Scene III from Vermont Avenue

I heard someone on the street telling his
mom on the phone about how his wife was
doing, while he was holding his husband’s
hand with his other hand, and the
husband’s other hand was pushing the stroller.

I asked the husband if he knew of a payphone
nearby, and he told me he thought he’d seen
one on the corner of Adams and Vermont, at the church
there. I needed to call my mom because she had to
put down our dog last week, and I thought
she’d like it if I checked in with her,
but my phone was dead too.

Driving Home from the Baby Shower

"Charis, did you know that Harold just got out of rehab two years ago?" I ask.

"Peter!" It’s Mom, grumbling awake.

My girlfriend, driving, answers meekly, "I didn’t."

"But you could see it in his eyes," I say, turning off the radio.

"What could that ever mean?" Mom says.

Adds Maybelle, in antistrophe, "Yes, what’s that about?"

"You guys know what I’m talking about. That look that people get, after they’ve been through rehab, where their eyes are just too clear."

Maybelle is silent.

"And the way he was talking," I continue. "It was just too organized, like he was presiding over a ceremony or something. I mean, it wasn’t like Harold."

"Well, I don’t know," says Mom.

I go, "But I know you do and you just don’t want to say it. Because of course he’s going to be a great father, right?"

"I thought it was nice to meet him.
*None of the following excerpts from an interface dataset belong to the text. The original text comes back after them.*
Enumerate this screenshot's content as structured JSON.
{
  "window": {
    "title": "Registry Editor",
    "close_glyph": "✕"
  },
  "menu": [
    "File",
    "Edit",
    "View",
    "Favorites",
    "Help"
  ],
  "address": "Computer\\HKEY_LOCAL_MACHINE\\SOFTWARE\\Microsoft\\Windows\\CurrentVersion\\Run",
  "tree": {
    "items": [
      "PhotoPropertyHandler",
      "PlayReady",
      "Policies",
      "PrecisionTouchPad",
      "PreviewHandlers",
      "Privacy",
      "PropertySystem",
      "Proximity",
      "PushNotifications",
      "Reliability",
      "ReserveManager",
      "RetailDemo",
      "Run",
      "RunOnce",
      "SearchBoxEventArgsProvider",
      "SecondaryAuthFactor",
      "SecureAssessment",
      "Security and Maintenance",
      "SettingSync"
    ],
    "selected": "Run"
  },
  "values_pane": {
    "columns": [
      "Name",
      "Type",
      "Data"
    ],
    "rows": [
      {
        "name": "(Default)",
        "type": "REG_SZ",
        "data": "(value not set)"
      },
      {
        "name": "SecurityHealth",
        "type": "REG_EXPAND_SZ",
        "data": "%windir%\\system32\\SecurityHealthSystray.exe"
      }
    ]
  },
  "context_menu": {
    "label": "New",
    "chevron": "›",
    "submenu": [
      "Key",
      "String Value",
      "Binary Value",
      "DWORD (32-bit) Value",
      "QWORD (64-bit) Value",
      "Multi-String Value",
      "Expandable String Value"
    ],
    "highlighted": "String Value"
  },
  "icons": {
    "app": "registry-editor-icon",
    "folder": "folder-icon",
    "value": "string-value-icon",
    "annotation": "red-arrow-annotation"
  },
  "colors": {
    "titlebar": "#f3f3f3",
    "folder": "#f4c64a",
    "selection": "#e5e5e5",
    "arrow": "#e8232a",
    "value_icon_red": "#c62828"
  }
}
And if he’s done rehab, then that’s good and he ought to be proud of it," Charis says.

I motion for Charis to turn on our street. "This is your left."